** Directions for this task **
Your answer must restate the listing below word for word and contain no images.

** Data records **

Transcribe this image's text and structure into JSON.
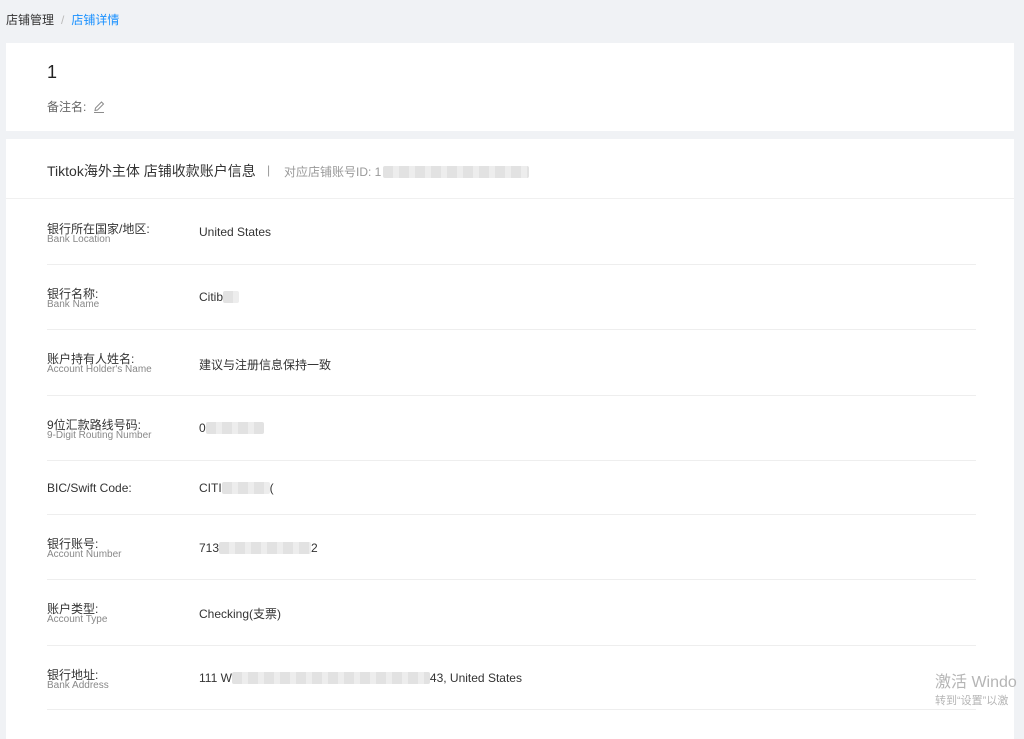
{
  "breadcrumb": {
    "parent": "店铺管理",
    "separator": "/",
    "current": "店铺详情"
  },
  "shop": {
    "name": "1",
    "remark_label": "备注名:"
  },
  "section": {
    "title": "Tiktok海外主体 店铺收款账户信息",
    "divider": "|",
    "account_id_label": "对应店铺账号ID: 1"
  },
  "fields": {
    "bank_location": {
      "cn": "银行所在国家/地区:",
      "en": "Bank Location",
      "value": "United States"
    },
    "bank_name": {
      "cn": "银行名称:",
      "en": "Bank Name",
      "value": "Citib"
    },
    "holder_name": {
      "cn": "账户持有人姓名:",
      "en": "Account Holder's Name",
      "value": "建议与注册信息保持一致"
    },
    "routing_number": {
      "cn": "9位汇款路线号码:",
      "en": "9-Digit Routing Number",
      "value": "0"
    },
    "swift_code": {
      "cn": "BIC/Swift Code:",
      "en": "",
      "value_prefix": "CITI",
      "value_suffix": "("
    },
    "account_number": {
      "cn": "银行账号:",
      "en": "Account Number",
      "value_prefix": "713",
      "value_suffix": "2"
    },
    "account_type": {
      "cn": "账户类型:",
      "en": "Account Type",
      "value": "Checking(支票)"
    },
    "bank_address": {
      "cn": "银行地址:",
      "en": "Bank Address",
      "value_prefix": "111 W",
      "value_suffix": "43, United States"
    }
  },
  "watermark": {
    "line1": "激活 Windo",
    "line2": "转到“设置”以激"
  },
  "icons": {
    "edit": "pencil-icon"
  }
}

** Task answer **
Transcribe this image's text and structure into JSON.
{
  "breadcrumb": {
    "parent": "店铺管理",
    "separator": "/",
    "current": "店铺详情"
  },
  "shop": {
    "name": "1",
    "remark_label": "备注名:"
  },
  "section": {
    "title": "Tiktok海外主体 店铺收款账户信息",
    "divider": "|",
    "account_id_label": "对应店铺账号ID: 1"
  },
  "fields": {
    "bank_location": {
      "cn": "银行所在国家/地区:",
      "en": "Bank Location",
      "value": "United States"
    },
    "bank_name": {
      "cn": "银行名称:",
      "en": "Bank Name",
      "value": "Citib"
    },
    "holder_name": {
      "cn": "账户持有人姓名:",
      "en": "Account Holder's Name",
      "value": "建议与注册信息保持一致"
    },
    "routing_number": {
      "cn": "9位汇款路线号码:",
      "en": "9-Digit Routing Number",
      "value": "0"
    },
    "swift_code": {
      "cn": "BIC/Swift Code:",
      "en": "",
      "value_prefix": "CITI",
      "value_suffix": "("
    },
    "account_number": {
      "cn": "银行账号:",
      "en": "Account Number",
      "value_prefix": "713",
      "value_suffix": "2"
    },
    "account_type": {
      "cn": "账户类型:",
      "en": "Account Type",
      "value": "Checking(支票)"
    },
    "bank_address": {
      "cn": "银行地址:",
      "en": "Bank Address",
      "value_prefix": "111 W",
      "value_suffix": "43, United States"
    }
  },
  "watermark": {
    "line1": "激活 Windo",
    "line2": "转到“设置”以激"
  },
  "icons": {
    "edit": "pencil-icon"
  }
}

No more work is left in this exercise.